By Daina Ramey Berry and Kali Nicole Gross A few years ago, we were approached by Beacon Press to write a history of Black women in the United States. We felt both honored and overwhelmed by the task. Before we began, we needed to first take a survey of the field and understand our place […]
By Tiana Wilson After reading this book in three different graduate seminar courses, I can confidently argue that Marisa Fuentes’ Dispossessed Lives: Enslaved Women, Violence, and the Archive is one of the most important texts of our time, and a must read for anyone interested in overcoming the limitations of archival research. For many scholars […]
by Ashley Farmer One has to only look at a few headlines to see that many view black women organizers as important figures in combating today’s most pressing problems. Articles urging mainstream America to “support black women” or “trust black women” such as the founders of the Black Lives Matter Movement are popular. Publications, such […]
by Jacqueline Jones In each of my graduate seminars, at the beginning of the semester, I caution students not to use certain words I consider problematic; these words can actually hinder our understanding of a complex past. Commonly used—or rather, overused—in everyday conversation as well as academic discourse, the banned words include “power,” “freedom,” and […]
Originally posted on the blog of The American Prospect, January 6, 2017. By Laurie Green For those who believe Donald Trump’s election has further legitimized hatred and even violence, a “Women’s March on Washington” scheduled for January 21 offers an outlet to demonstrate mass solidarity across lines of race, religion, age, gender, national identity, and […]
“They killing people everywhere for no reason at all but being black.” —Cherry (the wife of Nat Turner played by Aja Naomi King) By Ronald Davis The number of books, novels, articles, plays and movies committed to the life and times of Nat Turner is vast. None of these sources is without controversy. It should […]
Not Even Past asked the UT Austin History faculty to recommend great books for Women’s History Month. The response was overwhelming so we will be posting their suggestions throughout the month. Here are some terrific book recommendations on women and gender in the United States. Penne Restad recommends: Jill Lepore, The Secret History of Wonder Woman (2014). […]
Edward Shore revisits the controversy surround Beyoncé’s Super Bowl 50 halftime show that paid tribute to #BlackLivesMatter and the Black Panthers. He uses Digital Public Library of America (DPLA) primary source sets to contextualize Beyoncé’s message of protest and to explore the history of slavery, Jim Crow, and the Black Power Movement.

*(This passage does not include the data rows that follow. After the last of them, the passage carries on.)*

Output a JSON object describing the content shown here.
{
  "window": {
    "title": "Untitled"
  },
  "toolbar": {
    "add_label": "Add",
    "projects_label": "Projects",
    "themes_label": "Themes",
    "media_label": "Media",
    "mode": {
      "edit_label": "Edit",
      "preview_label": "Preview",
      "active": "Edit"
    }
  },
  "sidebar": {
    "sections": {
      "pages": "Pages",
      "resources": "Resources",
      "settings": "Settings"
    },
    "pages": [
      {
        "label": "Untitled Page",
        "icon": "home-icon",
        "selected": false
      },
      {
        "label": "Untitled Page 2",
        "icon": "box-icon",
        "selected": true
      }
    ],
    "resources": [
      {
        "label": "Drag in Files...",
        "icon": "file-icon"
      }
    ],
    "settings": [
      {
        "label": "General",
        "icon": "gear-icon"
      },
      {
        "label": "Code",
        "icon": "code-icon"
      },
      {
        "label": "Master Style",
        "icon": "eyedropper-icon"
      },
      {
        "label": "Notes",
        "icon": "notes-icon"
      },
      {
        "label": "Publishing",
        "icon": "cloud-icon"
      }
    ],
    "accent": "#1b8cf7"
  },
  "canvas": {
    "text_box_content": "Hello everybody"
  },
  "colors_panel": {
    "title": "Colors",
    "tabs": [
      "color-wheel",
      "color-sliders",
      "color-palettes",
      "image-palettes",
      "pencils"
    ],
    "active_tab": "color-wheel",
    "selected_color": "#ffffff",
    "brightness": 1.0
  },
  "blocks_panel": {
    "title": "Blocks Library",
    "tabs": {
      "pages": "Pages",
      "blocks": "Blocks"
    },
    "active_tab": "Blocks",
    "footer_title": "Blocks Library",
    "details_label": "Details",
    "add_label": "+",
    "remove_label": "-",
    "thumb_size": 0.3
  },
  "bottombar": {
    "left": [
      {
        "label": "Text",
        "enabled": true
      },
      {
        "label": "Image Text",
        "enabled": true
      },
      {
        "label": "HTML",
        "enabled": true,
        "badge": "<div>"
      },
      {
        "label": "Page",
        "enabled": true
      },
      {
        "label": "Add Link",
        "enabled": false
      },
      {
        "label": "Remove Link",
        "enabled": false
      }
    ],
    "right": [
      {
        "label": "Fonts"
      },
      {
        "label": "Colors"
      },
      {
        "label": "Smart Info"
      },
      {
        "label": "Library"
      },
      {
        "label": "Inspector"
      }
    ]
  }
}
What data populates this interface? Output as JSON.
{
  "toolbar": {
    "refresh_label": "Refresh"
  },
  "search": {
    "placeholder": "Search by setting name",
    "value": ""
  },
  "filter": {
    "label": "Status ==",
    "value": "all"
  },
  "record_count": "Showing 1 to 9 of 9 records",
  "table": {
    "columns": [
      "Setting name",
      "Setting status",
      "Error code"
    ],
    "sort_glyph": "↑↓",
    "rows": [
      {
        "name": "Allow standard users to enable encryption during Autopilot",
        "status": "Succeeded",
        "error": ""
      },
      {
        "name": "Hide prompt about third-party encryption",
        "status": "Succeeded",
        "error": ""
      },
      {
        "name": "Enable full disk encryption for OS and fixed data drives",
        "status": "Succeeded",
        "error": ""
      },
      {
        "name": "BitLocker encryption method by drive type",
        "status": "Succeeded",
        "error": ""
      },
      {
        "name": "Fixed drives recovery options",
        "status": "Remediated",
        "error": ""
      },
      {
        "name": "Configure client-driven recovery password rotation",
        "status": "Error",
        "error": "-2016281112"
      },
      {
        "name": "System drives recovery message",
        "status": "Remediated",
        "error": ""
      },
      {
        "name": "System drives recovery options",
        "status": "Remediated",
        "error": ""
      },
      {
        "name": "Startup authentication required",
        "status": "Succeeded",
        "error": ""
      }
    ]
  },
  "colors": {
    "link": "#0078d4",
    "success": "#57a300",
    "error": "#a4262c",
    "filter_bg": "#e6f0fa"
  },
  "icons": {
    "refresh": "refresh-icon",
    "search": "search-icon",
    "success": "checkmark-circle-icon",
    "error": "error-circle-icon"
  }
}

This case, this story, and the black woman at the heart of it forces us to move past binary notions of race, gender, and sexuality but also, too, it resists snap judgments about who exactly is good or evil and calls into question the validity of standard notions of justice.